"The other spear of this attack is also to be able to put the resources into the ships that we do have in the fleet today that are going to remain in the fleet," he said. "We're not putting good money into bad ships. We're putting money into the ships that we're going to keep in the program, that we're going to need to be able to sustain."
Gen. Lyons said such moves are an encouraging sign and part of a strategy for a "good way forward" for national security.
"The essence of having a strong U.S.-flag mariner fleet, both organic and commercial, and then the mariners that sail both of them, are a critical component of our national defense and our national security," he said. "I think the work this committee has done on the Tanker Security Program is great work. We fully support that. We fully support the Jones Act and the Maritime Security Program."
Addressing Rep. Garamendi, Gen. Lyons said: "We're in complete agreement with the need for a strong fleet sailed by highly qualified mariners. It's critical to national defense."
Still, Rep. Garamendi and his colleagues believe more needs to be done. Rep. Elaine Luria (D-VA) hinted that cargo preference laws might need to be bolstered to include commercial entities being required to use American vessels in certain situations. Such moves would increase cargo capacity and shipbuilding, which should be the top priority of any national maritime strategy, she said.
"So approximately seven years ago, Congress mandated that the Department of Transportation submit a national maritime strategy to Congress to specifically make recommendations to increase the use of U.S.-flag vessels to carry imported and exported cargo from the U.S. It's seven years later, and I'm not aware of any policy recommendations that have been made. And the U.S. maritime enterprise has continued to decline," Rep. Luria said. "It feels like we just keep saying that we're waiting on a plan, and we're waiting to refine the plan."
Rep. Garamendi also supported a long-term approach to addressing the shortfall of ships. With Sen. Roger Wicker (R-MS), he has introduced the bipartisan Energizing American Shipbuilding Act, that would add much needed new ships to the fleet by requiring that portions of liquefied natural gas (LNG) and crude oil exports be transported on U.S.-built, flagged and crewed vessels. Without this legislation, all U.S. exports of LNG and crude oil will continue to be carried by foreign vessels.
According to some studies, as many as 40 new ships would need to be built in American shipyards as a result of the act if it were to become law. It would also provide good paying jobs for merchant mariners, Rep. Garamendi said.

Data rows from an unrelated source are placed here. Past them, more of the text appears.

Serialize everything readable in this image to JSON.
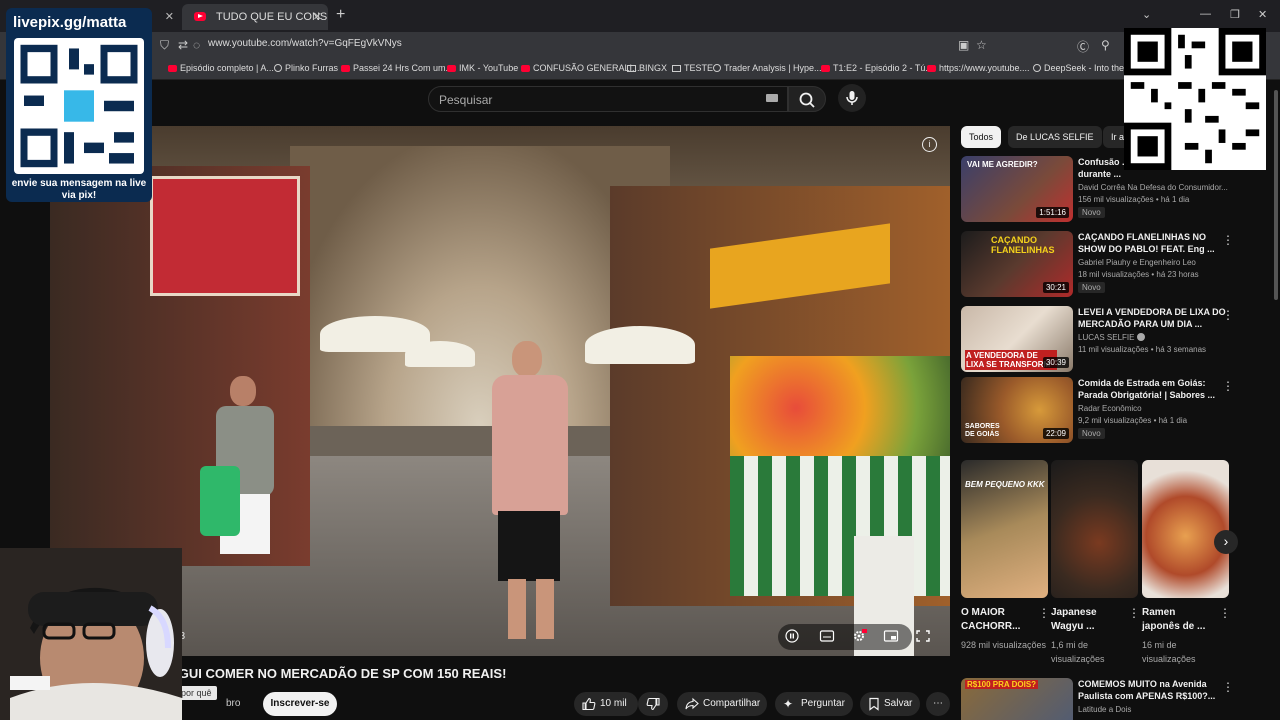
{
  "browser": {
    "tabs": [
      {
        "title": ""
      },
      {
        "title": "TUDO QUE EU CONSEGUI C"
      }
    ],
    "url": "www.youtube.com/watch?v=GqFEgVkVNys",
    "bookmarks": [
      {
        "label": "Episódio completo | A...",
        "icon": "youtube-icon"
      },
      {
        "label": "Plinko Furras",
        "icon": "globe-icon"
      },
      {
        "label": "Passei 24 Hrs Com um...",
        "icon": "youtube-icon"
      },
      {
        "label": "IMK - YouTube",
        "icon": "youtube-icon"
      },
      {
        "label": "CONFUSÃO GENERALI...",
        "icon": "youtube-icon"
      },
      {
        "label": "BINGX",
        "icon": "folder-icon"
      },
      {
        "label": "TESTE",
        "icon": "folder-icon"
      },
      {
        "label": "Trader Analysis | Hype...",
        "icon": "globe-icon"
      },
      {
        "label": "T1:E2 - Episódio 2 - Tú...",
        "icon": "youtube-icon"
      },
      {
        "label": "https://www.youtube....",
        "icon": "youtube-icon"
      },
      {
        "label": "DeepSeek - Into the U...",
        "icon": "globe-icon"
      }
    ]
  },
  "youtube": {
    "search_placeholder": "Pesquisar",
    "video": {
      "timestamp": "58",
      "title": "NSEGUI COMER NO MERCADÃO DE SP COM 150 REAIS!",
      "channel_tip": "Veja por quê",
      "channel_suffix": "bro",
      "subscribe_label": "Inscrever-se",
      "likes": "10 mil",
      "share_label": "Compartilhar",
      "ask_label": "Perguntar",
      "save_label": "Salvar"
    },
    "chips": [
      "Todos",
      "De LUCAS SELFIE",
      "Ir a"
    ],
    "recommendations": [
      {
        "title": "Confusão ... termina em agressão durante ...",
        "channel": "David Corrêa Na Defesa do Consumidor...",
        "meta": "156 mil visualizações • há 1 dia",
        "badge": "Novo",
        "duration": "1:51:16",
        "thumb_text": "VAI ME AGREDIR?"
      },
      {
        "title": "CAÇANDO FLANELINHAS NO SHOW DO PABLO! FEAT. Eng ...",
        "channel": "Gabriel Piauhy e Engenheiro Leo",
        "meta": "18 mil visualizações • há 23 horas",
        "badge": "Novo",
        "duration": "30:21",
        "thumb_text": "CAÇANDO FLANELINHAS"
      },
      {
        "title": "LEVEI A VENDEDORA DE LIXA DO MERCADÃO PARA UM DIA ...",
        "channel": "LUCAS SELFIE",
        "meta": "11 mil visualizações • há 3 semanas",
        "badge": "",
        "duration": "30:39",
        "thumb_text": "A VENDEDORA DE LIXA SE TRANSFORM"
      },
      {
        "title": "Comida de Estrada em Goiás: Parada Obrigatória! | Sabores ...",
        "channel": "Radar Econômico",
        "meta": "9,2 mil visualizações • há 1 dia",
        "badge": "Novo",
        "duration": "22:09",
        "thumb_text": "SABORES DE GOIÁS"
      }
    ],
    "shorts": [
      {
        "title": "O MAIOR CACHORR...",
        "views": "928 mil visualizações",
        "thumb_text": "BEM PEQUENO KKK"
      },
      {
        "title": "Japanese Wagyu ...",
        "views": "1,6 mi de visualizações",
        "thumb_text": ""
      },
      {
        "title": "Ramen japonês de ...",
        "views": "16 mi de visualizações",
        "thumb_text": ""
      }
    ],
    "last_rec": {
      "title": "COMEMOS MUITO na Avenida Paulista com APENAS R$100?...",
      "channel": "Latitude a Dois",
      "thumb_text": "R$100 PRA DOIS?"
    }
  },
  "overlay": {
    "brand": "livepix.gg/matta",
    "message": "envie sua mensagem na live via pix!"
  }
}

"We do have the Tanker Security Program out there and that's a piece of the puzzle. We do have the purchase of used, but not so old, ships and repurposing them. But these are all short term," he said.

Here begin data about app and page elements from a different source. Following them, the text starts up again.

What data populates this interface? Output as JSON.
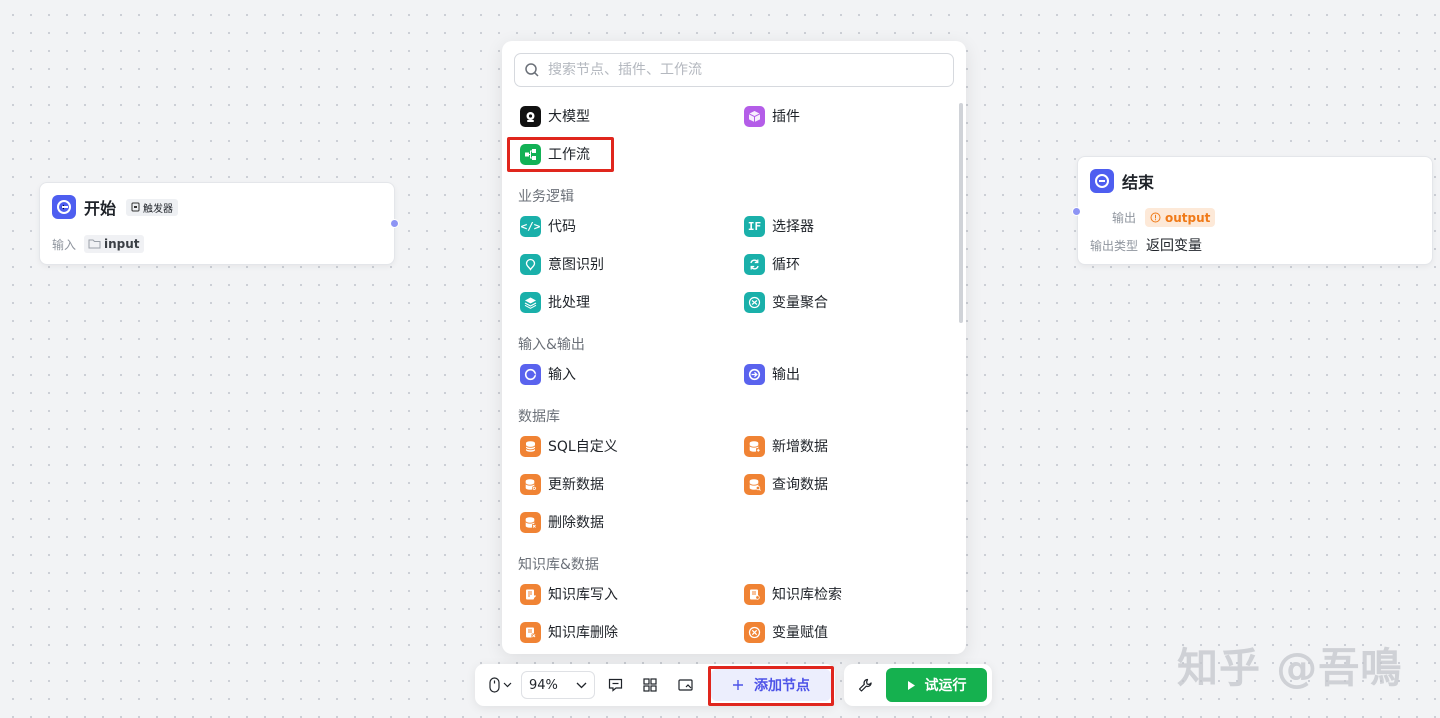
{
  "start_node": {
    "title": "开始",
    "tag": "触发器",
    "row_label": "输入",
    "variable": "input"
  },
  "end_node": {
    "title": "结束",
    "output_label": "输出",
    "output_variable": "output",
    "output_type_label": "输出类型",
    "output_type_value": "返回变量"
  },
  "panel": {
    "search_placeholder": "搜索节点、插件、工作流",
    "top_items": [
      {
        "label": "大模型",
        "icon": "llm-icon"
      },
      {
        "label": "插件",
        "icon": "plugin-cube-icon"
      },
      {
        "label": "工作流",
        "icon": "workflow-icon"
      }
    ],
    "sections": [
      {
        "title": "业务逻辑",
        "items": [
          {
            "label": "代码",
            "icon": "code-icon"
          },
          {
            "label": "选择器",
            "icon": "if-selector-icon"
          },
          {
            "label": "意图识别",
            "icon": "intent-icon"
          },
          {
            "label": "循环",
            "icon": "loop-icon"
          },
          {
            "label": "批处理",
            "icon": "batch-layers-icon"
          },
          {
            "label": "变量聚合",
            "icon": "variable-merge-icon"
          }
        ]
      },
      {
        "title": "输入&输出",
        "items": [
          {
            "label": "输入",
            "icon": "input-icon"
          },
          {
            "label": "输出",
            "icon": "output-icon"
          }
        ]
      },
      {
        "title": "数据库",
        "items": [
          {
            "label": "SQL自定义",
            "icon": "database-icon"
          },
          {
            "label": "新增数据",
            "icon": "database-add-icon"
          },
          {
            "label": "更新数据",
            "icon": "database-update-icon"
          },
          {
            "label": "查询数据",
            "icon": "database-query-icon"
          },
          {
            "label": "删除数据",
            "icon": "database-delete-icon"
          }
        ]
      },
      {
        "title": "知识库&数据",
        "items": [
          {
            "label": "知识库写入",
            "icon": "knowledge-write-icon"
          },
          {
            "label": "知识库检索",
            "icon": "knowledge-search-icon"
          },
          {
            "label": "知识库删除",
            "icon": "knowledge-delete-icon"
          },
          {
            "label": "变量赋值",
            "icon": "variable-assign-icon"
          }
        ]
      }
    ]
  },
  "toolbar": {
    "zoom": "94%",
    "add_node_label": "添加节点",
    "run_label": "试运行"
  },
  "watermark": "知乎 @吾鳴",
  "colors": {
    "accent": "#4d53e8",
    "run_green": "#15b14f",
    "highlight_red": "#e0261d",
    "output_orange": "#f07a18"
  }
}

Acting Maritime Administrator Lucinda Lessley testified that although resources have been limited - especially during the pandemic - the professionalism and dedication of the U.S. merchant marine has remained steadfast and will continue to be a reliable building block for the fleet overhaul. Bringing in new and reflagged ships will serve to bolster the opportunities to attract and train qualified mariners, she added.
"The members of the U.S. Merchant Marine have gone above and beyond to ensure the continued operation of our maritime transportation system during the COVID-19 pandemic," she testified. "Access to a pool of qualified mariners from a robust commercial maritime fleet is essential to maintain sealift readiness. And, due to the small number of ships in the U.S.-flag oceangoing fleet, MARAD is concerned about our ability to quickly assemble an adequate number of qualified mariners should an extended mobilization occur."